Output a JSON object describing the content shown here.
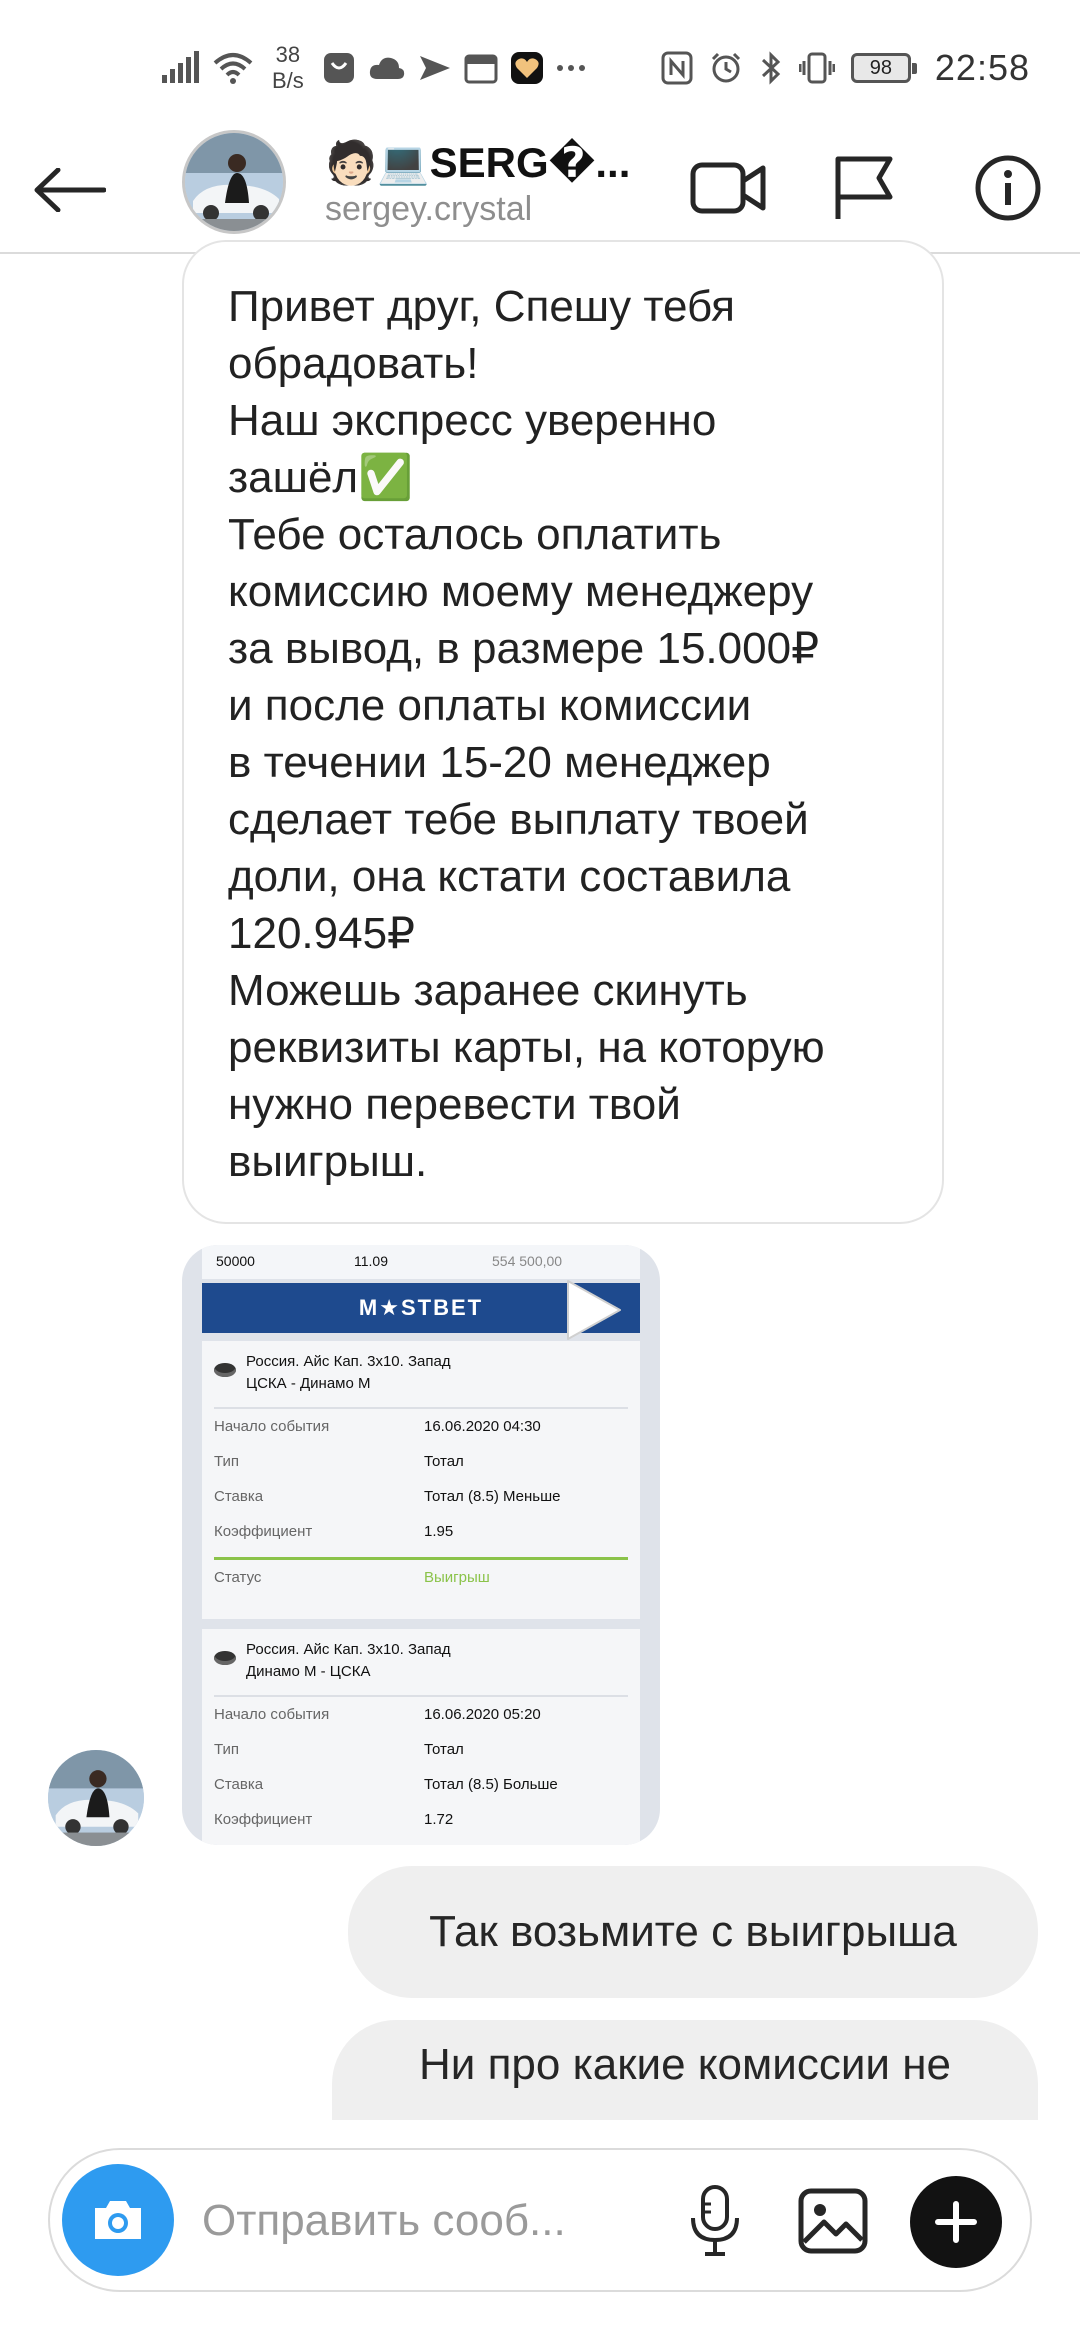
{
  "status_bar": {
    "net_speed_value": "38",
    "net_speed_unit": "B/s",
    "battery": "98",
    "time": "22:58"
  },
  "header": {
    "name": "🧑🏻💻SERG�...",
    "username": "sergey.crystal",
    "icons": [
      "back-arrow-icon",
      "video-call-icon",
      "flag-icon",
      "info-icon"
    ]
  },
  "messages": {
    "incoming_text": "Привет друг, Спешу тебя\nобрадовать!\nНаш экспресс уверенно\nзашёл✅\nТебе осталось оплатить\nкомиссию моему менеджеру\nза вывод, в размере 15.000₽\nи после оплаты комиссии\nв течении 15-20 менеджер\nсделает тебе выплату твоей\nдоли, она кстати составила\n120.945₽\nМожешь заранее скинуть\nреквизиты карты, на которую\nнужно перевести твой\nвыигрыш.",
    "outgoing_1": "Так возьмите с выигрыша",
    "outgoing_2": "Ни про какие комиссии не"
  },
  "ticket": {
    "top_row": [
      "50000",
      "11.09",
      "554 500,00"
    ],
    "brand": "M★STBET",
    "bets": [
      {
        "league": "Россия. Айс Кап. 3х10. Запад",
        "match": "ЦСКА - Динамо М",
        "rows": [
          {
            "k": "Начало события",
            "v": "16.06.2020 04:30"
          },
          {
            "k": "Тип",
            "v": "Тотал"
          },
          {
            "k": "Ставка",
            "v": "Тотал (8.5) Меньше"
          },
          {
            "k": "Коэффициент",
            "v": "1.95"
          }
        ],
        "status_label": "Статус",
        "status_value": "Выигрыш"
      },
      {
        "league": "Россия. Айс Кап. 3х10. Запад",
        "match": "Динамо М - ЦСКА",
        "rows": [
          {
            "k": "Начало события",
            "v": "16.06.2020 05:20"
          },
          {
            "k": "Тип",
            "v": "Тотал"
          },
          {
            "k": "Ставка",
            "v": "Тотал (8.5) Больше"
          },
          {
            "k": "Коэффициент",
            "v": "1.72"
          }
        ]
      }
    ]
  },
  "composer": {
    "placeholder": "Отправить сооб...",
    "icons": [
      "camera-icon",
      "microphone-icon",
      "gallery-icon",
      "plus-icon"
    ]
  },
  "colors": {
    "camera_button": "#2e9bf0",
    "bubble_outgoing": "#efefef",
    "ticket_banner": "#1e4a8e",
    "win_status": "#8bc34a"
  }
}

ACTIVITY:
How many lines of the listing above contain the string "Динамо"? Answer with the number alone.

WRITTEN ANSWER:
2